Meredith puts the Grey in Grey's Anatomy.
No, she actually does. It's her last name, and the series takes its name from the classic anatomy textbook Henry Gray's Anatomy of the Human Body, commonly known as Gray's Anatomy. She narrates the show (with some exceptions), usually with voiceovers at the beginning and conclusion of the program.
Meredith is the daughter of Dr. Ellis Grey, who suffers from advanced Alzheimer's disease and was a close friend of Dr. Richard Webber, the chief of surgery at Seattle Grace Hospital.
She began a love affair with Dr. Derek Shepherd the night before she began her career as an intern, not knowing he was a surgeon at the hospital. She falls in love with him only to discover he is married when his wife Addison comes to join the staff at Seattle Grace.
She shares her house, which once belonged to her mother, with fellow intern Izzie. George used to live with her as well, but moved out following his disastrous one night stand with Meredith. A talented young doctor and a graduate of Dartmouth College, Meredith frequently battles self-doubt and mild depression over the respective situations with her mother and Derek.
In Season Two, Meredith began a relationship with Finn, a veterinarian played by Chris O'Donnell, but had an affair with Derek in the season finale. In the beginning of Season Three, she decided she wanted to be with Derek, even if Finn was the better guy.
Ellis Grey passed away mid-way through the third season of Grey's Anatomy, and Meredith nearly did the same during a three-episode arc in which the doctors attended to a ferry disaster and she almost drowned. Fortunately, Derek and the rest of the doctors were able to save her.
With her stepmother, Susan, also dying inexplicably in the past year, Meredith is once again shrouded in self-doubt, with her relationship with Derek in limbo, entering Season Four.

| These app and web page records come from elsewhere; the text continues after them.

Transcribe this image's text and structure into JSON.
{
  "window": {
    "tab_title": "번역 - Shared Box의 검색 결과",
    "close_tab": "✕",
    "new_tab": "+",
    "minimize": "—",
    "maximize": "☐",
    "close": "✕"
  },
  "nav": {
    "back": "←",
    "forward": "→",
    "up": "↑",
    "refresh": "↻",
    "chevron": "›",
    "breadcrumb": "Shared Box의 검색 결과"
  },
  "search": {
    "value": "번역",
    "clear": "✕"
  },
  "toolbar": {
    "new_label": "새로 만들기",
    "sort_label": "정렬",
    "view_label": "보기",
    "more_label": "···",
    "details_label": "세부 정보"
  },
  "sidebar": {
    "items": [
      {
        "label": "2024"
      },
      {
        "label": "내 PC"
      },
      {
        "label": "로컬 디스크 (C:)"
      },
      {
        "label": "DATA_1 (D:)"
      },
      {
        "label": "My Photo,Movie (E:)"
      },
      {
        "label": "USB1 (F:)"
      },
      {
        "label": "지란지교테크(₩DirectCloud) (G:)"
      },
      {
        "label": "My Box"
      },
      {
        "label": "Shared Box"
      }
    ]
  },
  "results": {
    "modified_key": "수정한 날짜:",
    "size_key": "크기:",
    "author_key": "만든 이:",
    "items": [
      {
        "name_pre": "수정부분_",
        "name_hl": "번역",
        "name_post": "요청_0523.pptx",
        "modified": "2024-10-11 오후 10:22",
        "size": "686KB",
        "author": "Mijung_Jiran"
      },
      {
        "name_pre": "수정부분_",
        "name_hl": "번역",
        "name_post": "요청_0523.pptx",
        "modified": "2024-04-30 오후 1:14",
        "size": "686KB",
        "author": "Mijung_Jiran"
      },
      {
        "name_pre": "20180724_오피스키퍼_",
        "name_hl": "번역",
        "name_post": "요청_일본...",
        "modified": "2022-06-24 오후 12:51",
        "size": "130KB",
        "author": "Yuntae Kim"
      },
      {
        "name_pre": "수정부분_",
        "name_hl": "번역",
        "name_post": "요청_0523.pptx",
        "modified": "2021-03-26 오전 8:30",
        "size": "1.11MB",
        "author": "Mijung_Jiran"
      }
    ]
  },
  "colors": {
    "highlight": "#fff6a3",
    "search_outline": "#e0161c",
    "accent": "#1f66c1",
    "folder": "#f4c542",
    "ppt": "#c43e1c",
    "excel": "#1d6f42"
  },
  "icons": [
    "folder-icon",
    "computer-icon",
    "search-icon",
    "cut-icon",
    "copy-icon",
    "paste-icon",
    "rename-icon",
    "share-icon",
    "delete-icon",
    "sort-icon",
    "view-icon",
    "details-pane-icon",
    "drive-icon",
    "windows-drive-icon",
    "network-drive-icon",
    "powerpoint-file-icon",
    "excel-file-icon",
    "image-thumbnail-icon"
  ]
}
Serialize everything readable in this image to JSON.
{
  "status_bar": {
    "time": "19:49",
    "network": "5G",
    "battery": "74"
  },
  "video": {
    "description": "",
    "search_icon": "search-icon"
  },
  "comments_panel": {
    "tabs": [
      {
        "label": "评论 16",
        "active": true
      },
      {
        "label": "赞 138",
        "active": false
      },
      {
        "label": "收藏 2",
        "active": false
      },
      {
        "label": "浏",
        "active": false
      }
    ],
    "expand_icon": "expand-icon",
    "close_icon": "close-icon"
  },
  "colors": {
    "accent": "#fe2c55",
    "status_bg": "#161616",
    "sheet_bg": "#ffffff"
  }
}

There's a reason I said I'd be happy alone. It wasn't 'cause I thought I'd be happy alone. It was because I thought if I loved someone and then it fell apart, I might not make it. It's easier to be alone, because what if you learn that you need love and you don't have it? What if you like it and lean on it? What if you shape your life around it and then it falls apart? Can you even survive that kind of pain? Losing love is like organ damage. It's like dying. The only difference is death ends. This? It could go on forever.Meredith
Lexie: [narrating] Grief may be a thing we all have in common, but it looks different on everyone.
Mark: It isn't just death we have to grieve. It's life. It's loss. It's change.
Alex: And when we wonder why it has to suck so much sometimes, has to hurt so bad. The thing we gotta try to remember is that it can turn on a dime.
Izzie: That's how you stay alive. When it hurts so much you can't breathe, that's how you survive.
Derek: By remembering that one day, somehow, impossibly, you won't feel this way. It won't hurt this much.
Bailey: Grief comes in its own time for everyone, in its own way.
Owen: So the best we can do, the best anyone can do, is try for honesty.
Meredith: The really crappy thing, the very worst part of grief is that you can't control it.
Arizona: The best we can do is try to let ourselves feel it when it comes.
Callie: And let it go when we can.
Meredith: The very worst part is that the minute you think you're past it, it starts all over again.
Cristina: And always, every time, it takes your breath away.
Meredith: There are five stages of grief. They look different on all of us, but there are always five.